The tour coincided with this year’s School Report news day on March 10, which nearly 40 Lealands pupils participated in.

Mentored by John Hand, BBC journalist and former Lealands student, the pupils put together a 17 minute news bulletin which featured items on the EU referendum, Aldi’s plans for a new store opposite the school and the Semi-Final County Cup success of Lealands’ Year 7 football team.

The latter included footage of the school’s winning goal, shot by Ryan Russell.

Students also interviewed Luton-born author Steven Kelman, whose debut novel Pigeon English was nominated for the 2011 Man Booker Prize.

Despite losing experienced reporters to the BBC tour, John said pupils worked ‘like the team was complete’.

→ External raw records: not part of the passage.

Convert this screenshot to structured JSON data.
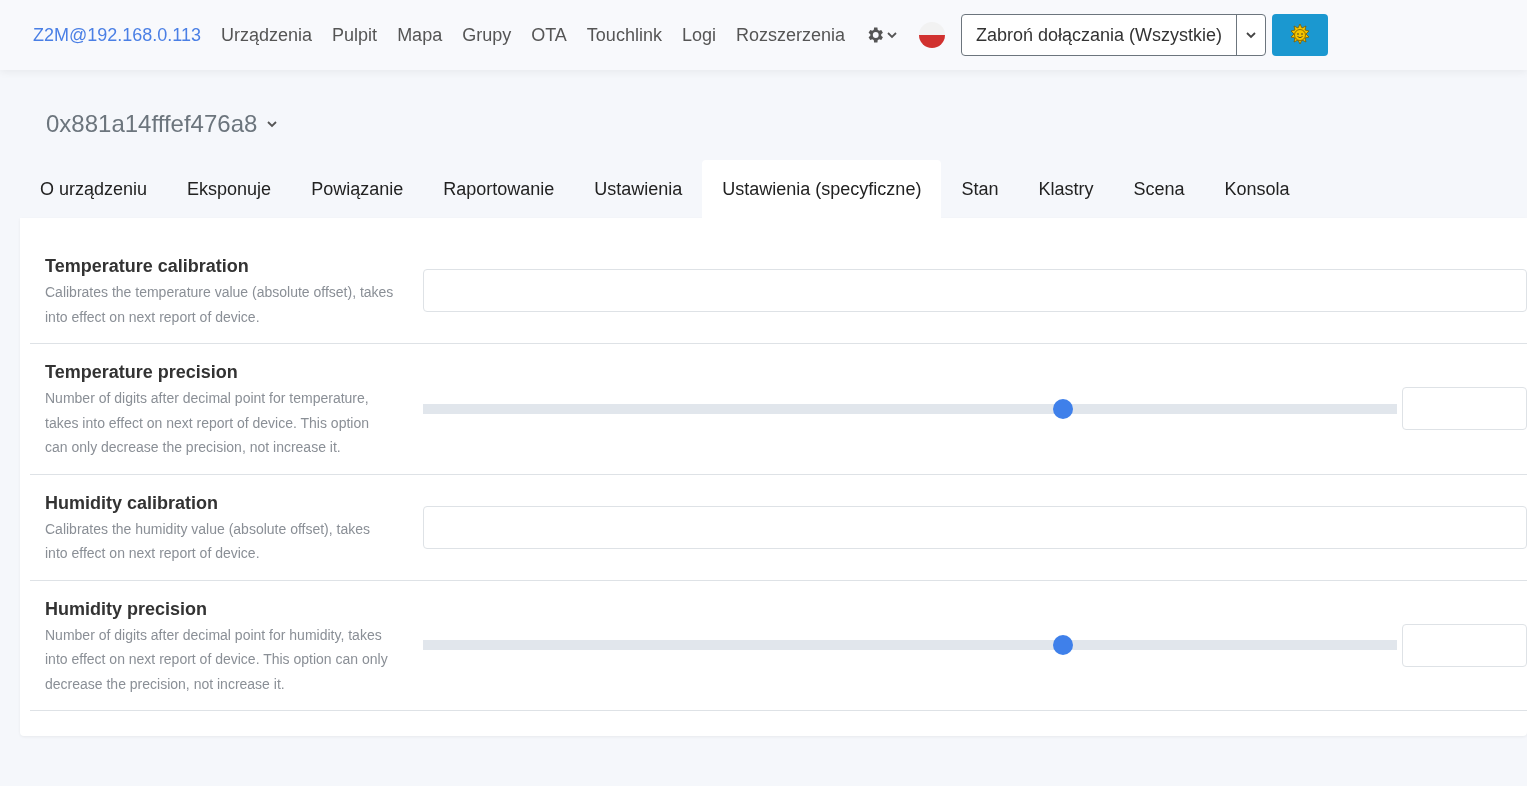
{
  "navbar": {
    "brand": "Z2M@192.168.0.113",
    "links": [
      "Urządzenia",
      "Pulpit",
      "Mapa",
      "Grupy",
      "OTA",
      "Touchlink",
      "Logi",
      "Rozszerzenia"
    ],
    "permit_join": "Zabroń dołączania (Wszystkie)"
  },
  "device": {
    "title": "0x881a14fffef476a8"
  },
  "tabs": [
    {
      "label": "O urządzeniu",
      "selected": false
    },
    {
      "label": "Eksponuje",
      "selected": false
    },
    {
      "label": "Powiązanie",
      "selected": false
    },
    {
      "label": "Raportowanie",
      "selected": false
    },
    {
      "label": "Ustawienia",
      "selected": false
    },
    {
      "label": "Ustawienia (specyficzne)",
      "selected": true
    },
    {
      "label": "Stan",
      "selected": false
    },
    {
      "label": "Klastry",
      "selected": false
    },
    {
      "label": "Scena",
      "selected": false
    },
    {
      "label": "Konsola",
      "selected": false
    }
  ],
  "settings": [
    {
      "kind": "input",
      "title": "Temperature calibration",
      "description": "Calibrates the temperature value (absolute offset), takes into effect on next report of device."
    },
    {
      "kind": "slider",
      "title": "Temperature precision",
      "description": "Number of digits after decimal point for temperature, takes into effect on next report of device. This option can only decrease the precision, not increase it.",
      "level": 0.66
    },
    {
      "kind": "input",
      "title": "Humidity calibration",
      "description": "Calibrates the humidity value (absolute offset), takes into effect on next report of device."
    },
    {
      "kind": "slider",
      "title": "Humidity precision",
      "description": "Number of digits after decimal point for humidity, takes into effect on next report of device. This option can only decrease the precision, not increase it.",
      "level": 0.66
    }
  ]
}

He added: “This is a very professional set up and the amazing thing is that it comes together in just a few weeks.

“They come up with ideas and like any good news bulletin there are things that get left out.”

> Watch the bulletin by clicking here